In the phase leading up to full-blown diabetes, beta cells go into overdrive, churning out ever more insulin in a futile attempt to redistribute the glucose flooding the bloodstream. But the frantic pace of production takes its toll on the beta cells, which eventually give up and perish.
At least that’s what most diabetes researchers thought.
So when Domenico Accili’s postdoc showed him some surprising data that suggested that the cells were still alive, he was skeptical, but curious.
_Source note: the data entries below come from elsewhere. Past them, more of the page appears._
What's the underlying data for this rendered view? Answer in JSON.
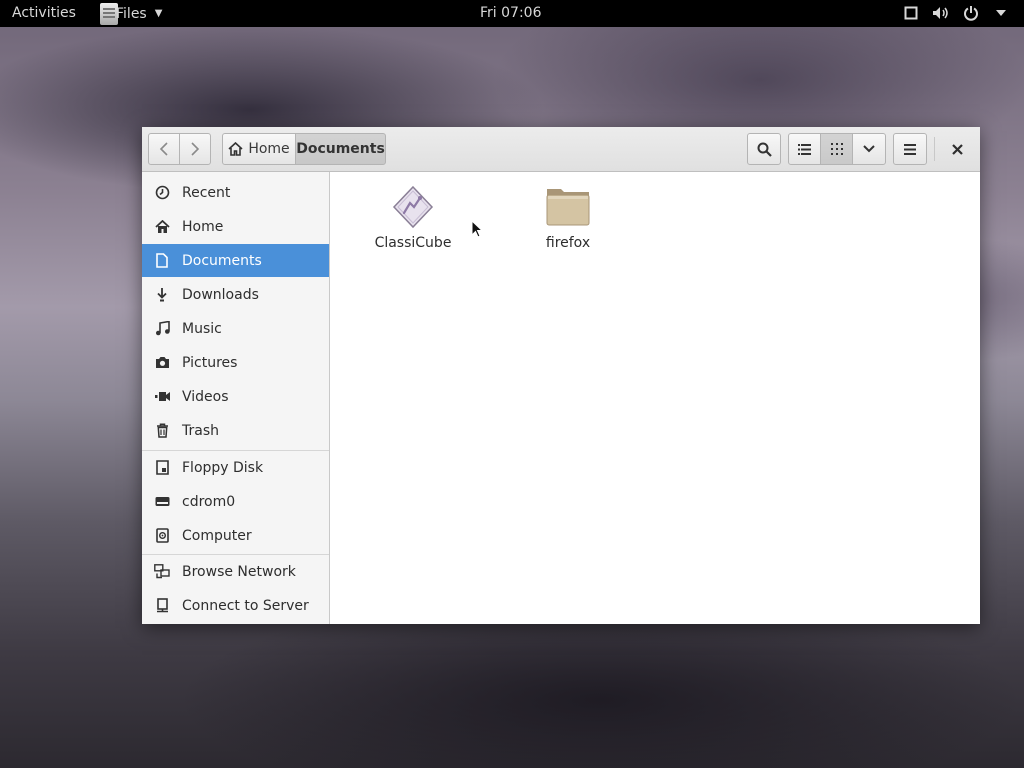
{
  "topbar": {
    "activities": "Activities",
    "app_label": "Files",
    "clock": "Fri 07:06",
    "icons": [
      "window-icon",
      "volume-icon",
      "power-icon",
      "chevron-down-icon"
    ]
  },
  "window": {
    "path": {
      "home": "Home",
      "current": "Documents"
    },
    "sidebar": {
      "places": [
        {
          "label": "Recent",
          "icon": "clock-icon"
        },
        {
          "label": "Home",
          "icon": "home-icon"
        },
        {
          "label": "Documents",
          "icon": "document-icon",
          "active": true
        },
        {
          "label": "Downloads",
          "icon": "download-icon"
        },
        {
          "label": "Music",
          "icon": "music-icon"
        },
        {
          "label": "Pictures",
          "icon": "camera-icon"
        },
        {
          "label": "Videos",
          "icon": "video-icon"
        },
        {
          "label": "Trash",
          "icon": "trash-icon"
        }
      ],
      "devices": [
        {
          "label": "Floppy Disk",
          "icon": "floppy-icon"
        },
        {
          "label": "cdrom0",
          "icon": "drive-icon"
        },
        {
          "label": "Computer",
          "icon": "computer-icon"
        }
      ],
      "network": [
        {
          "label": "Browse Network",
          "icon": "network-icon"
        },
        {
          "label": "Connect to Server",
          "icon": "server-icon"
        }
      ]
    },
    "files": [
      {
        "name": "ClassiCube",
        "icon": "executable-icon"
      },
      {
        "name": "firefox",
        "icon": "folder-icon"
      }
    ]
  },
  "colors": {
    "selection": "#4a90d9",
    "topbar": "#000000",
    "folder": "#c9b48d"
  }
}
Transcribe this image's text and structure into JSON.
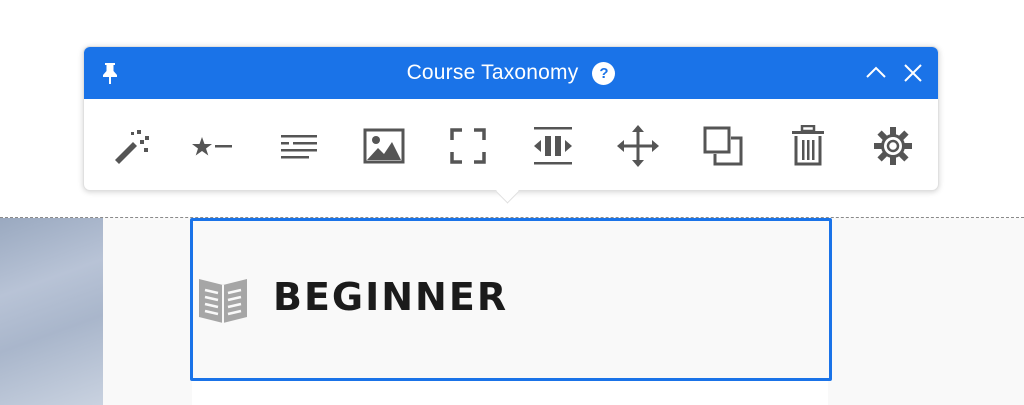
{
  "toolbar": {
    "title": "Course Taxonomy",
    "help_glyph": "?",
    "header_icons": [
      "pin-icon",
      "chevron-up-icon",
      "close-icon"
    ],
    "tools": [
      {
        "name": "magic-wand-icon"
      },
      {
        "name": "star-list-icon"
      },
      {
        "name": "text-lines-icon"
      },
      {
        "name": "image-icon"
      },
      {
        "name": "fullscreen-icon"
      },
      {
        "name": "spacing-icon"
      },
      {
        "name": "move-icon"
      },
      {
        "name": "duplicate-icon"
      },
      {
        "name": "trash-icon"
      },
      {
        "name": "settings-gear-icon"
      }
    ],
    "accent_color": "#1a73e8",
    "icon_color": "#555555"
  },
  "element": {
    "icon": "book-icon",
    "label": "BEGINNER",
    "selection_color": "#1a73e8"
  }
}
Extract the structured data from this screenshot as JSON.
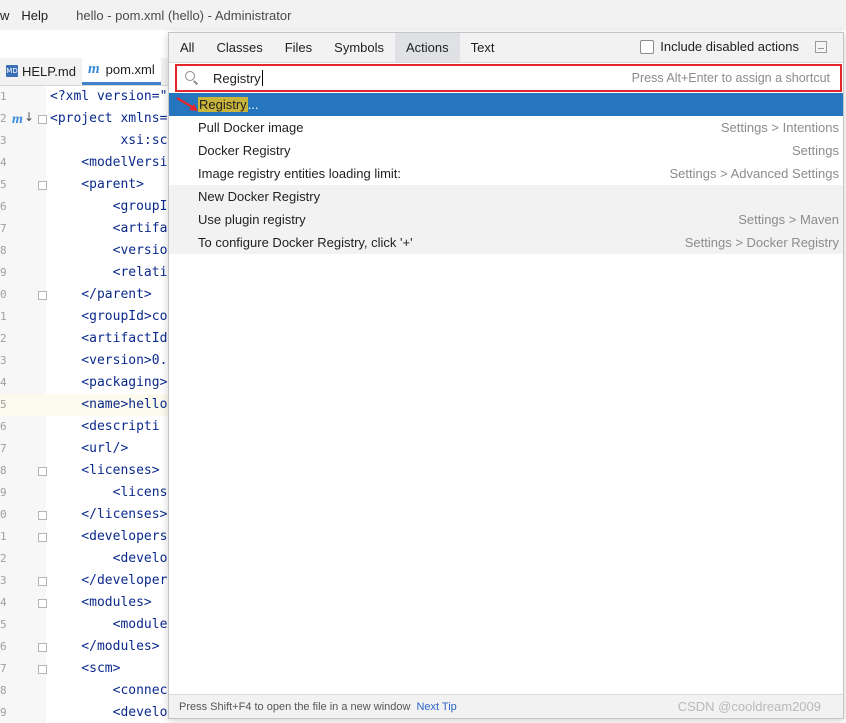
{
  "window": {
    "menus": [
      "w",
      "Help"
    ],
    "title": "hello - pom.xml (hello) - Administrator"
  },
  "editor_tabs": [
    {
      "icon": "md",
      "label": "HELP.md"
    },
    {
      "icon": "m",
      "label": "pom.xml"
    }
  ],
  "code_lines": [
    {
      "ln": "1",
      "text": "<?xml version=\""
    },
    {
      "ln": "2",
      "text": "<project xmlns="
    },
    {
      "ln": "3",
      "text": "         xsi:sc"
    },
    {
      "ln": "4",
      "text": "    <modelVersi"
    },
    {
      "ln": "5",
      "text": "    <parent>"
    },
    {
      "ln": "6",
      "text": "        <groupI"
    },
    {
      "ln": "7",
      "text": "        <artifa"
    },
    {
      "ln": "8",
      "text": "        <versio"
    },
    {
      "ln": "9",
      "text": "        <relati"
    },
    {
      "ln": "0",
      "text": "    </parent>"
    },
    {
      "ln": "1",
      "text": "    <groupId>co"
    },
    {
      "ln": "2",
      "text": "    <artifactId"
    },
    {
      "ln": "3",
      "text": "    <version>0."
    },
    {
      "ln": "4",
      "text": "    <packaging>"
    },
    {
      "ln": "5",
      "text": "    <name>hello"
    },
    {
      "ln": "6",
      "text": "    <descripti"
    },
    {
      "ln": "7",
      "text": "    <url/>"
    },
    {
      "ln": "8",
      "text": "    <licenses>"
    },
    {
      "ln": "9",
      "text": "        <licens"
    },
    {
      "ln": "0",
      "text": "    </licenses>"
    },
    {
      "ln": "1",
      "text": "    <developers"
    },
    {
      "ln": "2",
      "text": "        <develo"
    },
    {
      "ln": "3",
      "text": "    </developer"
    },
    {
      "ln": "4",
      "text": "    <modules>"
    },
    {
      "ln": "5",
      "text": "        <module"
    },
    {
      "ln": "6",
      "text": "    </modules>"
    },
    {
      "ln": "7",
      "text": "    <scm>"
    },
    {
      "ln": "8",
      "text": "        <connec"
    },
    {
      "ln": "9",
      "text": "        <develo"
    }
  ],
  "popup": {
    "tabs": [
      "All",
      "Classes",
      "Files",
      "Symbols",
      "Actions",
      "Text"
    ],
    "active_tab": "Actions",
    "include_disabled_label": "Include disabled actions",
    "search_value": "Registry",
    "search_hint": "Press Alt+Enter to assign a shortcut",
    "results": [
      {
        "match": "Registry",
        "tail": "...",
        "hint": ""
      },
      {
        "label": "Pull Docker image",
        "hint": "Settings > Intentions"
      },
      {
        "label": "Docker Registry",
        "hint": "Settings"
      },
      {
        "label": "Image registry entities loading limit:",
        "hint": "Settings > Advanced Settings"
      },
      {
        "label": "New Docker Registry",
        "hint": ""
      },
      {
        "label": "Use plugin registry",
        "hint": "Settings > Maven"
      },
      {
        "label": "To configure Docker Registry, click '+'",
        "hint": "Settings > Docker Registry"
      }
    ],
    "footer_text": "Press Shift+F4 to open the file in a new window",
    "footer_link": "Next Tip"
  },
  "watermark": "CSDN @cooldream2009",
  "colors": {
    "selection": "#2675bf",
    "highlight_box": "#e5272c",
    "match_highlight": "#c8b53a"
  }
}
Maybe conventional wisdom was mistaken.
“When unexpected observations emerge, Mimmo has the intellectual horsepower to realize they shouldn’t be dismissed as mistakes or artifacts,” says Rudolph Leibel, MD, the Christopher J. Murphy Memorial Professor of Diabetes Research and co-director of the Naomi Berrie Diabetes Center. “Instead he proposes ways to nail down their relevance.”
It took two years of work, but Accili’s lab has completely changed the way scientists think of beta cells: The cells are alive, and they may be capable of resuming insulin production.
Click here to read more about Dr. Accili’s beta cell research and how it could transform treatment, in the 2013 Annual Report of Columbia Medicine (full issue below).